Tensions between the United States and Venezuela intensified Tuesday over new U.S. sanctions, with the move also drawing fire from Venezuela's Latin American allies.
Venezuelan President Nicolas Maduro, who criticized the measures against seven Venezuelan officials as "unjust" and "harmful" after they were announced Monday, was seeking special legislative powers to confront what he labeled U.S. imperialism.
Cuba also denounced the sanctions, calling the executive order by U.S. President Barack Obama "arbitrary and aggressive" in an official statement published by the state-run Granma newspaper. Ecuador's president, Rafael Correa, meanwhile, slammed the move on social media, saying it must be "a bad joke."
The outcry over the order marks the first public clash between the U.S. and Cuba since the two nations announced in December they would begin talks on restoring diplomatic ties.

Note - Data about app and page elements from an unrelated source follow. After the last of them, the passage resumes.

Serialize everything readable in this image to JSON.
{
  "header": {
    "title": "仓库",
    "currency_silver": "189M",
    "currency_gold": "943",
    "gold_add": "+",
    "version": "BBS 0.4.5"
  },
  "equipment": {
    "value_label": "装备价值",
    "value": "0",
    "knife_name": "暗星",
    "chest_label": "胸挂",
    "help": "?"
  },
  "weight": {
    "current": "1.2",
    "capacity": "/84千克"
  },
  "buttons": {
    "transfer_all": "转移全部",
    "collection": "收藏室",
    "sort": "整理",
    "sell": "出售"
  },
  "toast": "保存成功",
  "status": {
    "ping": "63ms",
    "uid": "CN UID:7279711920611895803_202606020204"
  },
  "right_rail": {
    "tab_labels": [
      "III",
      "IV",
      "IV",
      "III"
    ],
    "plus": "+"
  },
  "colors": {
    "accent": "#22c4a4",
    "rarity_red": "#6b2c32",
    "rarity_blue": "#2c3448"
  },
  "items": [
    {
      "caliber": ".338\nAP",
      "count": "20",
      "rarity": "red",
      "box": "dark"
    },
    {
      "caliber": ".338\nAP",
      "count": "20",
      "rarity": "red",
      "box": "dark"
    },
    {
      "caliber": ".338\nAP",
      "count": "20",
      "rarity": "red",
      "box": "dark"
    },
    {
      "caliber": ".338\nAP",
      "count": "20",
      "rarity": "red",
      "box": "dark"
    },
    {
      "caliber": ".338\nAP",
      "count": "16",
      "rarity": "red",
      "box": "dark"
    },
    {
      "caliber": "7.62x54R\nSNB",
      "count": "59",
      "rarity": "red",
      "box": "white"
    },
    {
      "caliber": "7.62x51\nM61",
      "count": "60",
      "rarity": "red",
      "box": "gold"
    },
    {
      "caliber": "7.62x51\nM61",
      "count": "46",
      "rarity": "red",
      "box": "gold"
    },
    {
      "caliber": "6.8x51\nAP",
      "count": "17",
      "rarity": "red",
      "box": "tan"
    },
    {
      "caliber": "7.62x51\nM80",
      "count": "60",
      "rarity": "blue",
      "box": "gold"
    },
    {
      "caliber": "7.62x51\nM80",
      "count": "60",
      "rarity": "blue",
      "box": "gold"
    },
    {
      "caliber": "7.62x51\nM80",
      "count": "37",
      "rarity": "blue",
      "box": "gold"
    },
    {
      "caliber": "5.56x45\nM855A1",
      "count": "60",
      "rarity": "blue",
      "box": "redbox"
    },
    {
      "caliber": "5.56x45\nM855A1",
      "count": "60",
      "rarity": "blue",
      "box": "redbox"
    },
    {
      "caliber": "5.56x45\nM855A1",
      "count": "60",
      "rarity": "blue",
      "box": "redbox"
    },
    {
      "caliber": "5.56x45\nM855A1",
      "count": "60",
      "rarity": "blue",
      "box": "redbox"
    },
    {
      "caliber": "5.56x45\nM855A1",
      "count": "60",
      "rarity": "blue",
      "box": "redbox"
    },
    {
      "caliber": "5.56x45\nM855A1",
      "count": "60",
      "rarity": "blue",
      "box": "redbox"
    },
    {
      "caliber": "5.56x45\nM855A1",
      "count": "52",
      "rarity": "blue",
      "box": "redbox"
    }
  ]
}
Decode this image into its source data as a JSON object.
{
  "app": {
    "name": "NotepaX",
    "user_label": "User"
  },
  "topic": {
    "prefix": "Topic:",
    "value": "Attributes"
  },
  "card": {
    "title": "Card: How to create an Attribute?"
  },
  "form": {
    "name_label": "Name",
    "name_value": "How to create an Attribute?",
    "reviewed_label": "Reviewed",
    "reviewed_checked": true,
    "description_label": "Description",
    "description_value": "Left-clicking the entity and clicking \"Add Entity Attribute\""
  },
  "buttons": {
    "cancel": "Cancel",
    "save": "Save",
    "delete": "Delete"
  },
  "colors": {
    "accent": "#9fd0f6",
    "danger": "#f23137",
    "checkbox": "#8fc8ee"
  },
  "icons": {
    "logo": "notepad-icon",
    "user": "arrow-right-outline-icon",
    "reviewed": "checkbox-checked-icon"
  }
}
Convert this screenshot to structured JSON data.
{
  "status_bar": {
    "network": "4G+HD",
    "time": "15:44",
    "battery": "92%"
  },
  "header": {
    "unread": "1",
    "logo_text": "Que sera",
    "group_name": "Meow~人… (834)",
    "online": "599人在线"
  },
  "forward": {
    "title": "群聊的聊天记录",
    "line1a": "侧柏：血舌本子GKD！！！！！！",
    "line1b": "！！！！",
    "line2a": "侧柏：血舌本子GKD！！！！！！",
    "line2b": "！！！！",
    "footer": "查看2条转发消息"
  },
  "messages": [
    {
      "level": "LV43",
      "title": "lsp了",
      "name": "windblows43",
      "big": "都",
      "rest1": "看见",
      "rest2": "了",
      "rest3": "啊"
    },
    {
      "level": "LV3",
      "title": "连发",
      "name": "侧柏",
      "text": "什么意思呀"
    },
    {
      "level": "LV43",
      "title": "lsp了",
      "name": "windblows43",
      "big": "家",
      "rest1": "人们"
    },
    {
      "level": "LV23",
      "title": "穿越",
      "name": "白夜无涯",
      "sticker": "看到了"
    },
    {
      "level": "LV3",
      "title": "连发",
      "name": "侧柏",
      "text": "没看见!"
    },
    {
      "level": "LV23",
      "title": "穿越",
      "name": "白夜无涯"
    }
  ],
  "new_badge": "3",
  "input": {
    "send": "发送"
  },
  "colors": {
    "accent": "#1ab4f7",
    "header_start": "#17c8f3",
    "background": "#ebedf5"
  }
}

The United States says the officials targeted in the order violated human rights and engaged in public acts of corruption. They include the head of Venezuela's intelligence service and the director of its national police.
Drug Trafficking Links?
Cecilia Sosa, former chief justice of Venezuela's Supreme Court, told VOA's Spanish branch the U.S. could be basing its categorization of Venezuela as a national security threat on Venezuelan officials' apparent illicit activities in relation to drug trafficking.
A statement by the U.S. Treasury Department Monday appeared to support that assessment, saying the sanctions will serve "to protect the U.S. financial system from the illicit financial flows from public corruption in Venezuela."
"Corrupt actions by Venezuelan government officials deprive Venezuela of needed economic resources that could be invested in the Venezuelan people and used to spur economic growth," said the statement.
In its 2014 drugs report, the U.S. State Department said Venezuela was "one of the most frequently-transited" routes for illegal drugs leaving South America, due to its "permeable western border with Colombia, weak judicial system, sporadic international counternarcotics cooperation, and permissive and corrupt environment."
Venezuela, meanwhile, has expressed its commitment to fighting drug trafficking, even as allegations surfaced earlier this year that Venezuela's National Assembly President Diosdado Cabello, considered the nation's second-most-powerful figure, was the head of a drug-trafficking ring. Both Cabello and President Maduro denied the reports.
Robert Valencia, an analyst who writes for the World Policy Institute, said it is also important to remember that President Obama's decree comes after Venezuela took its own actions against American officials.
Last week, Caracas ordered Washington to reduce the number of officials at the U.S. embassy from 100 to 17 and imposed a visa requirement for American tourists.
A White House statement on the sanctions Monday pointed to concerns over Venezuela's treatment of dissidents.
"We are deeply concerned by the Venezuelan government's efforts to escalate intimidation of its political opponents,'' said the statement. "Venezuela's problems cannot be solved by criminalizing dissent."
The White House called on Venezuela to release all political prisoners, including opposition leader Leopoldo Lopez, mayors Daniel Ceballos of San Cristobal and Antonio Ledezma of Caracas and dozens of students.
Valencia said Venezuela as a whole is not likely to be affected by the U.S. action. "They are sanctions against seven officials, in [President] Nicolas Maduro's security leadership," he said. "This in no way represents a sanction against the general population, even though [President] Maduro claims to see it as such."
Valencia said despite the sanctions, the economic relationship between the U.S. and Venezuela, particularly in the area of energy, will continue. In 2013, the State Department named Venezuela one of the top five suppliers of foreign oil to the United States.
State Department spokeswoman Jen Psaki said Tuesday the sanctions are directed at individuals, "not the Venezuelan people or the economy."
"The United States remains an important trading partner, is actually Venezuela's largest trading partner, and despite the statements to the contrary from Venezuelan officials, we are not promoting instability in Venezuela," she told reporters.
"Rather," she added, "we believe respect for democratic norms and human rights is the best guarantee of Venezuela's stability. Hence, our executive order. So, allegations that these actions are an attempt to undermine the Venezuelan government are false. The goal of these sanctions is to persuade the government of Venezuela to change their behavior."
In its statement Tuesday, the Cuban government, which has long been Venezuela's closest ally, said it reiterates its "unconditional support" for Venezuela, adding that "no one has the right to intervene in the internal affairs of a sovereign state."
President Maduro often criticizes the United States for what he says is meddling in his country's affairs. The U.S. and Venezuela have not exchanged ambassadors since 2010.
VOA's Spanish Branch contributed to this report.